• _WHAT YOU SHOULD DO_: Go over the data and copy out each line with "sessions" in it.

• _MATERIAL PROVIDED_:

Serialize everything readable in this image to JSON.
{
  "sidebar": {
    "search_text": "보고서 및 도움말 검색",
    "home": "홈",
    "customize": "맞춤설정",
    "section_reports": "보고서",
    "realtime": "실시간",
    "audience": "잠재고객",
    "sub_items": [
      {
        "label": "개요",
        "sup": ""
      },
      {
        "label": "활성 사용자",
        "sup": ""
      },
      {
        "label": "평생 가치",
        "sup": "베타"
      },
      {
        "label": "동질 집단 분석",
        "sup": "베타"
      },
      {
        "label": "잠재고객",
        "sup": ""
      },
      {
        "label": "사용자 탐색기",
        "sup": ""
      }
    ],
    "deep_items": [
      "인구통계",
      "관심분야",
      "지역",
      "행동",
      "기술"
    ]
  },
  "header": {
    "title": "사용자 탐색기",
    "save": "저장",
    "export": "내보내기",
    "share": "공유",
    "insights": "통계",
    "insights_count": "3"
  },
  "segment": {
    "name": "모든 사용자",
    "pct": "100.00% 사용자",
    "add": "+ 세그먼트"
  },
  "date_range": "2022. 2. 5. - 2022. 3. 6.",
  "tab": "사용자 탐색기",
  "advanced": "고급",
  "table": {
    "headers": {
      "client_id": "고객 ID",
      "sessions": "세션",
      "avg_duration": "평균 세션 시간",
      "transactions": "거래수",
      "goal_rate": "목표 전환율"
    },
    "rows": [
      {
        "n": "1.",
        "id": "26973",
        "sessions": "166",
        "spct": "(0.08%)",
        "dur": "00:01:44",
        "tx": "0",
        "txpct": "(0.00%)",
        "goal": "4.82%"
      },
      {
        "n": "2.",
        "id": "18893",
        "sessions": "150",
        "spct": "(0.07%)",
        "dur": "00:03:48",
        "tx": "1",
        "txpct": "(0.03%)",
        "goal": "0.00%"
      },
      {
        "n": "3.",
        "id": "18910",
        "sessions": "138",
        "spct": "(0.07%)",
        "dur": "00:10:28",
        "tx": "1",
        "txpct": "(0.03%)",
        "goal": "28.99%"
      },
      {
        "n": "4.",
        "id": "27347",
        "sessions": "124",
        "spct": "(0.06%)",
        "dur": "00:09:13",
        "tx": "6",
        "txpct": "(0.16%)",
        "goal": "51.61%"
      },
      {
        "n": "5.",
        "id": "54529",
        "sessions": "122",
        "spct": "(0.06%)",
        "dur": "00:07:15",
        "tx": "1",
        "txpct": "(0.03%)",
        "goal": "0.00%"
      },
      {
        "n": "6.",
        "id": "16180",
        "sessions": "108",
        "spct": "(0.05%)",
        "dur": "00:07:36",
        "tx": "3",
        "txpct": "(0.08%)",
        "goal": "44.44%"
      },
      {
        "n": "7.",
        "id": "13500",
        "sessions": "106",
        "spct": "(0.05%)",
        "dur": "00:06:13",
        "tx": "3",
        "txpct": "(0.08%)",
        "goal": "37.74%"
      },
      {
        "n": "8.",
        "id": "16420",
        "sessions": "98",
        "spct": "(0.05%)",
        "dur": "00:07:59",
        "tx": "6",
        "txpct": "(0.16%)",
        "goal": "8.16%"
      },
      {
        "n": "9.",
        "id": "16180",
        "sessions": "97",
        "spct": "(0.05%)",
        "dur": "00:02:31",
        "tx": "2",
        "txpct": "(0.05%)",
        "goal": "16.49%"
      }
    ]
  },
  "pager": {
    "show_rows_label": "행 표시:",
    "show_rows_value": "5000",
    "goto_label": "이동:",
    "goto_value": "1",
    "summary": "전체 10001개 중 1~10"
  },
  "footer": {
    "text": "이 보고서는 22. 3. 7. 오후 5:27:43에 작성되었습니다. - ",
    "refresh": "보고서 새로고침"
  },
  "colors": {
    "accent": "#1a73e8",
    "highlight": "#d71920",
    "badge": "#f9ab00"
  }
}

• _EXPECTED ANSWER_:
      "sessions": "세션",
        "sessions": "166",
        "sessions": "150",
        "sessions": "138",
        "sessions": "124",
        "sessions": "122",
        "sessions": "108",
        "sessions": "106",
        "sessions": "98",
        "sessions": "97",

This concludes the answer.